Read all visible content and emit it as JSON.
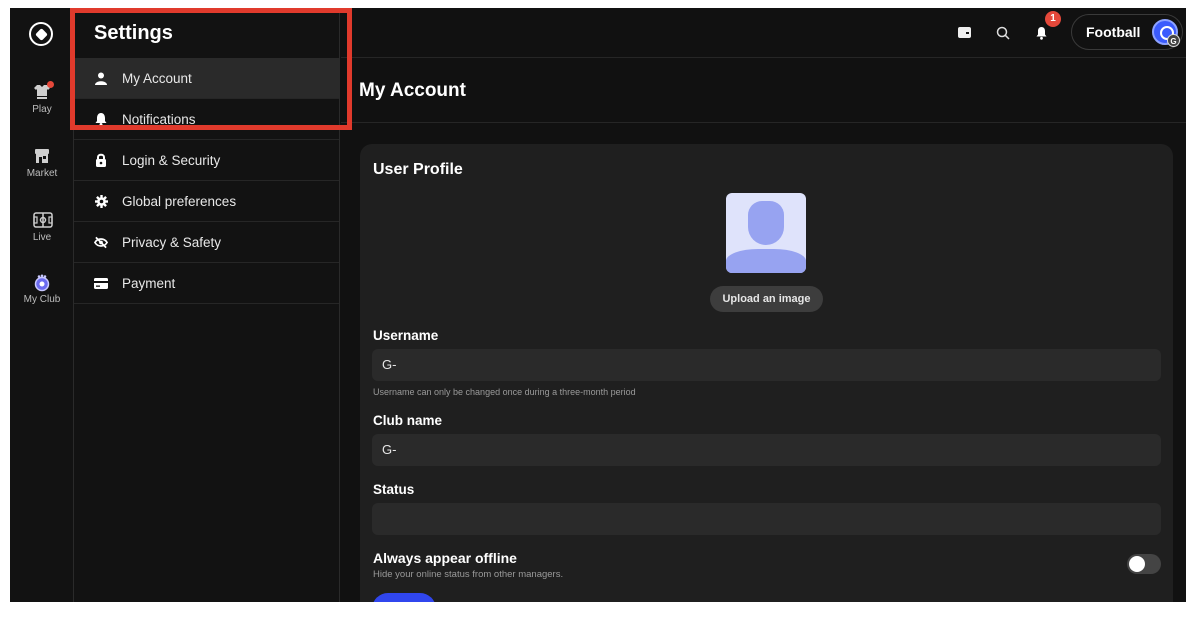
{
  "rail": {
    "items": [
      {
        "label": "Play",
        "icon": "jersey-icon",
        "has_notification_dot": true
      },
      {
        "label": "Market",
        "icon": "store-icon"
      },
      {
        "label": "Live",
        "icon": "pitch-icon"
      },
      {
        "label": "My Club",
        "icon": "club-crest-icon"
      }
    ]
  },
  "settings": {
    "title": "Settings",
    "items": [
      {
        "label": "My Account",
        "icon": "user-icon",
        "active": true
      },
      {
        "label": "Notifications",
        "icon": "bell-icon"
      },
      {
        "label": "Login & Security",
        "icon": "lock-icon"
      },
      {
        "label": "Global preferences",
        "icon": "gear-icon"
      },
      {
        "label": "Privacy & Safety",
        "icon": "eye-off-icon"
      },
      {
        "label": "Payment",
        "icon": "credit-card-icon"
      }
    ]
  },
  "topbar": {
    "notification_count": "1",
    "profile_label": "Football",
    "avatar_initial": "G"
  },
  "page": {
    "title": "My Account"
  },
  "profile_card": {
    "title": "User Profile",
    "upload_label": "Upload an image",
    "username": {
      "label": "Username",
      "value": "G-",
      "hint": "Username can only be changed once during a three-month period"
    },
    "club_name": {
      "label": "Club name",
      "value": "G-"
    },
    "status": {
      "label": "Status",
      "value": ""
    },
    "offline": {
      "label": "Always appear offline",
      "description": "Hide your online status from other managers.",
      "enabled": false
    }
  },
  "colors": {
    "accent_blue": "#3046ee",
    "highlight_red": "#e03a2c",
    "badge_red": "#e5483a",
    "background": "#111111",
    "card": "#1f1f1f"
  }
}
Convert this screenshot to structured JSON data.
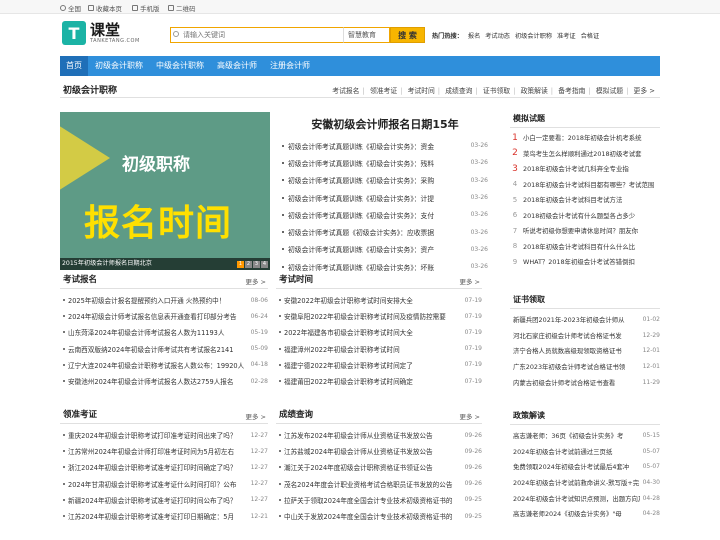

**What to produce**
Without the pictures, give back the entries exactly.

**Output for this exercise**
Read all visible content and emit it as JSON.
{
  "rail": {
    "items": [
      {
        "label": "Play",
        "icon": "jersey-icon",
        "has_notification_dot": true
      },
      {
        "label": "Market",
        "icon": "store-icon"
      },
      {
        "label": "Live",
        "icon": "pitch-icon"
      },
      {
        "label": "My Club",
        "icon": "club-crest-icon"
      }
    ]
  },
  "settings": {
    "title": "Settings",
    "items": [
      {
        "label": "My Account",
        "icon": "user-icon",
        "active": true
      },
      {
        "label": "Notifications",
        "icon": "bell-icon"
      },
      {
        "label": "Login & Security",
        "icon": "lock-icon"
      },
      {
        "label": "Global preferences",
        "icon": "gear-icon"
      },
      {
        "label": "Privacy & Safety",
        "icon": "eye-off-icon"
      },
      {
        "label": "Payment",
        "icon": "credit-card-icon"
      }
    ]
  },
  "topbar": {
    "notification_count": "1",
    "profile_label": "Football",
    "avatar_initial": "G"
  },
  "page": {
    "title": "My Account"
  },
  "profile_card": {
    "title": "User Profile",
    "upload_label": "Upload an image",
    "username": {
      "label": "Username",
      "value": "G-",
      "hint": "Username can only be changed once during a three-month period"
    },
    "club_name": {
      "label": "Club name",
      "value": "G-"
    },
    "status": {
      "label": "Status",
      "value": ""
    },
    "offline": {
      "label": "Always appear offline",
      "description": "Hide your online status from other managers.",
      "enabled": false
    }
  },
  "colors": {
    "accent_blue": "#3046ee",
    "highlight_red": "#e03a2c",
    "badge_red": "#e5483a",
    "background": "#111111",
    "card": "#1f1f1f"
  }
}
Convert this screenshot to structured JSON data.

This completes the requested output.